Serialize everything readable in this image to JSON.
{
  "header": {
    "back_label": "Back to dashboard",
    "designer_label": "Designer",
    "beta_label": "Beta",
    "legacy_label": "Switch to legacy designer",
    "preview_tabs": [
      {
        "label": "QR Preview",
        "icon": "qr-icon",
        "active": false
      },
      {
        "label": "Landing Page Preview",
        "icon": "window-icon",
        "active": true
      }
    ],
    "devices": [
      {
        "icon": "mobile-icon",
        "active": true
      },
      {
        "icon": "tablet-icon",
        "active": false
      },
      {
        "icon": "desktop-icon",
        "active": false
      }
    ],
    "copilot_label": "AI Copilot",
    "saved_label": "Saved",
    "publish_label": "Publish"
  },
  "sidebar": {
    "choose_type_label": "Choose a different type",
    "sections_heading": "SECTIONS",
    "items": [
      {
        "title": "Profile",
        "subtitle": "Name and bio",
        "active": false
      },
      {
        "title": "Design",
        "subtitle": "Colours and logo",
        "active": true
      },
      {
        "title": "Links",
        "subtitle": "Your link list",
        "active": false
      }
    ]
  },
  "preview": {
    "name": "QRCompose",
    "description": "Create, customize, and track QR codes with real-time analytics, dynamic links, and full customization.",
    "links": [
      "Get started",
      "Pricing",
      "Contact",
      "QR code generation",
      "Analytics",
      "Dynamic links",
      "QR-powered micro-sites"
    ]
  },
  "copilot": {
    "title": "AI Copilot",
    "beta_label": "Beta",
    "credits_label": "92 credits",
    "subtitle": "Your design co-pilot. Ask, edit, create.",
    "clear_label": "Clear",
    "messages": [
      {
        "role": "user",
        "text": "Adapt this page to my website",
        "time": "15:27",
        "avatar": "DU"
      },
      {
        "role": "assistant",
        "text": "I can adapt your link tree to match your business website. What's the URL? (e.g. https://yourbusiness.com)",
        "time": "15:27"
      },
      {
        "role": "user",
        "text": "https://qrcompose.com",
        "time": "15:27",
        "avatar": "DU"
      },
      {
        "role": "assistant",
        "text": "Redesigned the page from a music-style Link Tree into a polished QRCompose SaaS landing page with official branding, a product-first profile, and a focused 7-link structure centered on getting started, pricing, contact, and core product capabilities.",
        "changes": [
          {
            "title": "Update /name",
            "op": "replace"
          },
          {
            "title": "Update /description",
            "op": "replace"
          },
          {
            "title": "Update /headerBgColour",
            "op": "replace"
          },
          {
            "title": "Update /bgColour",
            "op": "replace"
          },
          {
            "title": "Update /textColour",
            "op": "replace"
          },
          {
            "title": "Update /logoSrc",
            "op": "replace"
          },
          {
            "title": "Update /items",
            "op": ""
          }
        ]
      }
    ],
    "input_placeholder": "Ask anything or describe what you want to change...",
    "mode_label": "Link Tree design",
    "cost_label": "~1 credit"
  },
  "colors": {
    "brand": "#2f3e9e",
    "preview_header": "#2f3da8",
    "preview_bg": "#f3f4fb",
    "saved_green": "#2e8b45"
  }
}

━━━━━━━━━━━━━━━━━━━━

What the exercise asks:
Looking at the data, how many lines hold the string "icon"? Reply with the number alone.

Exercise response:
5